But if we had 100 users, then Ruby would need to make 100 instances of the name String, when in reality we only need one because it is identifying the key in the Hash.

Another important thing to note is the following syntax:

person = {name: "Philip"}  

The above syntax looks a lot like JSON, however the key name is actually a Symbol, despite the : not being at the start of the word. This can be a bit confusing if you don’t know that’s the case.

You will also often see Symbols being used as the name parameters of a method:

Person.age(:dob => "1982")  

Again this is serving basically the same purpose as you don’t need the overhead of a String to represent the dob.

Used in method calls

Another use case is when you pass a Symbol into a method call, for example:

people = ["Marty", "Emmett", "Bif"]  
=> ["Marty", "Emmett", "Bif"]

people.send(:pop)  
=> "Bif"  

When you send the Symbol :pop into the method send, the pop method will be called on the object.

You might also see this same technique used like this:

people.respond_to?(:map)  
=> true  

In this example we’re sending the :map to the respond_to? method. This will check to see if the map method is available on this object.

Another common usage of Symbols is when defining the attr_accessor of a Class:

class Dog  
attr_accessor :name  
end

dog1 = Dog.new  
dog1.name = "Einstein"  

In this example we’re sending the :name to the attr_accessor method. This basically just automatically creates getters and setters on the class.

Don’t worry about this too much for now as we’ll be covering creating Classes in a future tutorial.

When you want to set the status of something

A final common thing you will see Symbols used for is for setting the status of things:

class Car  
state :parked  
state :driving  
state :reversing  
end  

In the above class we’re saying that the Car can be in one of three states.

If you are familiar with other languages this is basically the same as using Enums.

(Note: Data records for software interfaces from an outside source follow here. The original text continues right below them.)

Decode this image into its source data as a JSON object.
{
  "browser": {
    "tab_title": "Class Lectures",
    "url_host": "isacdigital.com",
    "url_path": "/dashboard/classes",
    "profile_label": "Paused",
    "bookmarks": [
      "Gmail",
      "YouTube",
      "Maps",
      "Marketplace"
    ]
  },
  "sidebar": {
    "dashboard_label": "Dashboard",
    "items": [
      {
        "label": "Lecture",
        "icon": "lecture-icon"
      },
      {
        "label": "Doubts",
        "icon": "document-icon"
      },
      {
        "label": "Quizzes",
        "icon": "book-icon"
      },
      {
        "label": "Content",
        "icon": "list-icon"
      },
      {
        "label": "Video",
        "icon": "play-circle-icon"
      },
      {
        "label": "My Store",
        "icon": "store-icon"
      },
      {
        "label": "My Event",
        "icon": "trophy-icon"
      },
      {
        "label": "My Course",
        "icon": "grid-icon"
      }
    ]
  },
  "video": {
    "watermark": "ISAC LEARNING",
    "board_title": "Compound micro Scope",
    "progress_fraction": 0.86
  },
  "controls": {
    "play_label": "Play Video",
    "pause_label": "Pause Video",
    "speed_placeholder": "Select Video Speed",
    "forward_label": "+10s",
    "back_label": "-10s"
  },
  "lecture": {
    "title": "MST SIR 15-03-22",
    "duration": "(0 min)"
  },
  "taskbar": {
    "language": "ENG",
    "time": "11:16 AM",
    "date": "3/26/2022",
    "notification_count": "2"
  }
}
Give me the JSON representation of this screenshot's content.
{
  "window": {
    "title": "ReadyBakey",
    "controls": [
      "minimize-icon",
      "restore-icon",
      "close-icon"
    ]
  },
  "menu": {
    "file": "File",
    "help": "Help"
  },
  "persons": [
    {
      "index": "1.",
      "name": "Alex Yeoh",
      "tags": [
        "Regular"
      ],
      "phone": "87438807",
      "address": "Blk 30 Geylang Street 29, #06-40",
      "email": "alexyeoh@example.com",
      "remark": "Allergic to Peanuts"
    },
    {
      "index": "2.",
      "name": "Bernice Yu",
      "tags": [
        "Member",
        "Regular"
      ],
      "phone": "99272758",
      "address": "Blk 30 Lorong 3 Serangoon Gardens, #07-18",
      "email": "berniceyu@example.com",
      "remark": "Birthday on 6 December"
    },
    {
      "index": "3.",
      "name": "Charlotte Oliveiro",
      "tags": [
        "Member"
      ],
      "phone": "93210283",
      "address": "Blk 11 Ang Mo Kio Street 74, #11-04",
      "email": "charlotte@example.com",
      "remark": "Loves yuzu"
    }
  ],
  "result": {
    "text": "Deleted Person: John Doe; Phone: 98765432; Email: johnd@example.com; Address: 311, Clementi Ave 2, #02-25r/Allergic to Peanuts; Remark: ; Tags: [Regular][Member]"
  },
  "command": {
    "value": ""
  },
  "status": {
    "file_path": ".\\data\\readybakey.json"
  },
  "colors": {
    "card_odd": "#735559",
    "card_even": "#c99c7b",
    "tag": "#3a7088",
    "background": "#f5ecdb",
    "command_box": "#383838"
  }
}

Conclusion

Symbols can be confusing for newbie Ruby programmers. You will see Symbols used a lot in Ruby, and so it’s important to really understand why they are used.

Just remember, a Symbol is basically just a string that can’t be changed. This is perfect for identifying things like key’s in a hash that don’t need the overhead of a String object.

Hopefully if you’ve been struggling with Symbols whilst learning Ruby you will have found this useful. For me, getting my head around when and where to use Symbols was a big step towards fully understanding the Ruby language.